“Another key to helping a horse stay hydrated is to provide plenty of forage in the form of hay or pasture grasses because the presence of the fiber in the gut will stimulate the thirst response,” recommended Crandell.

Additionally, microbes in the hindgut ferment the structural carbohydrates, or fiber, in hay or grass. Heat is a byproduct of fermentation, which helps keep the horse warm. For this reason, extra hay (and water, of course) should be offered when temperatures are expected to drop. Note that grain concentrates will not have quite the same hydrating or warming effect. “Exceptions would be commercial feeds high in beet pulp or standalone soaked beet pulp, which will have a similar effect as forage,” added Crandell.

When temperatures drop, it’s not unusual for training regimens to diminish and for turnout time to decrease. Exercise and movement, even if just walking around a turnout area, promotes gut motility. When horses are confined for long periods due to inclement weather, the risk of colic increases. Keep horses moving and turned out as long as the footing is safe. With this in mind, for horses that live outside, shelter is critically important for protection from the elements. If a horse’s coat or blanket becomes wet, the risk for chill increases dramatically and could trigger a bout of colic. Be sure to check in on your horses, especially in inclement weather.

Don’t overlook basic, year-round management. Having teeth professionally floated when necessary, typically at least once a year, will ensure a horse can properly chew feed and forage. In addition, proper parasite control will help the horse maintain proper body condition and a healthy digestive tract.

Horse owners can help their horses by noticing changes in behavior and well-being. What constitutes normal behavior? What is your horse’s normal body temperature? Basic observations can reveal a lot, and a keen eye can detect subtle changes that may be indicative of an impending problem.

In summary, remember the basics. The importance of water cannot be overstated in helping a horse stay healthy and hydrated. Good-quality forage is essential for warmth and proper gut motility. When drastic temperature changes are predicted, pay extra attention to a horse’s behavior. Any subtle changes could indicate a problem. Call your veterinarian immediately if you suspect colic or any health issue.


The use of a digestive-tract conditioner such as EquiShure or RiteTrac, products designed by Kentucky Equine Research, minimizes the risk of colic. EquiShure is a time-released hindgut buffer that acts on the cecum and colon by minimizing the effects of subclinical hindgut acidosis.

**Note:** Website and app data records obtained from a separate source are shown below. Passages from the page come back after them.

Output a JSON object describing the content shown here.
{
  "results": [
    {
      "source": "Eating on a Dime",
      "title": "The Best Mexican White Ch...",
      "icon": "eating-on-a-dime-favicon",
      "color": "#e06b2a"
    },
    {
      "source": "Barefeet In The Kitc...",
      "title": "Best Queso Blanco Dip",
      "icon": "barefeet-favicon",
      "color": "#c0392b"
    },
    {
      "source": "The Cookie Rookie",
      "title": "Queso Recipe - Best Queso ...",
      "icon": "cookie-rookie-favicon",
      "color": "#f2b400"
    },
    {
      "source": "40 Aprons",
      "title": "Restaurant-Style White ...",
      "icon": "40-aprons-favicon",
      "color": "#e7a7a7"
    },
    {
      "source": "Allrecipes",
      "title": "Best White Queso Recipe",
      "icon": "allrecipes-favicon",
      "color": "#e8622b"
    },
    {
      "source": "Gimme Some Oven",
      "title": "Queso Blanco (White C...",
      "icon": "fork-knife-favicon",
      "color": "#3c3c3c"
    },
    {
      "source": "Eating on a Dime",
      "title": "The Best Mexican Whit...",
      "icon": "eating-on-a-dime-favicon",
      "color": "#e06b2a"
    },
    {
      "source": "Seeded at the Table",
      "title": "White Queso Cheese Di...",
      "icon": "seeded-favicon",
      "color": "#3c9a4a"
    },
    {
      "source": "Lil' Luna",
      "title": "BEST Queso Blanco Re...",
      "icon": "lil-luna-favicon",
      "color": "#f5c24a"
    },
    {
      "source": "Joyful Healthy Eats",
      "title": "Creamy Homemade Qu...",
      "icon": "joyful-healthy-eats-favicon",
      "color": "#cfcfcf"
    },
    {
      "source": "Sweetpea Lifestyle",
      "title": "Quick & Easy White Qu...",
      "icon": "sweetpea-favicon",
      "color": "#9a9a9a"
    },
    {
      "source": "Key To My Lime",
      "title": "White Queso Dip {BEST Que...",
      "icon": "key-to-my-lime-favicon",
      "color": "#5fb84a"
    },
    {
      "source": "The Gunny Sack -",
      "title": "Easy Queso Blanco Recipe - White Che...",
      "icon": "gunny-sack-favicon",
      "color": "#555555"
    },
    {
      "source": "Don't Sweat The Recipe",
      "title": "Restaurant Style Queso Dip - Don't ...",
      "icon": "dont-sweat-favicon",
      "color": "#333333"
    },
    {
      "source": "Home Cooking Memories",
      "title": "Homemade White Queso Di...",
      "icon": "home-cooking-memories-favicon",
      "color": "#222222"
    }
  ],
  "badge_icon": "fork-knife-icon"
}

RiteTrac, which is available in the U.S., contains a blend of ingredients to support healthy function in both the foregut and hindgut. It provides a combination of fast-acting antacids and coating agents to neutralize excessive gastric acid, protecting the stomach lining and restoring the normal gastric environment.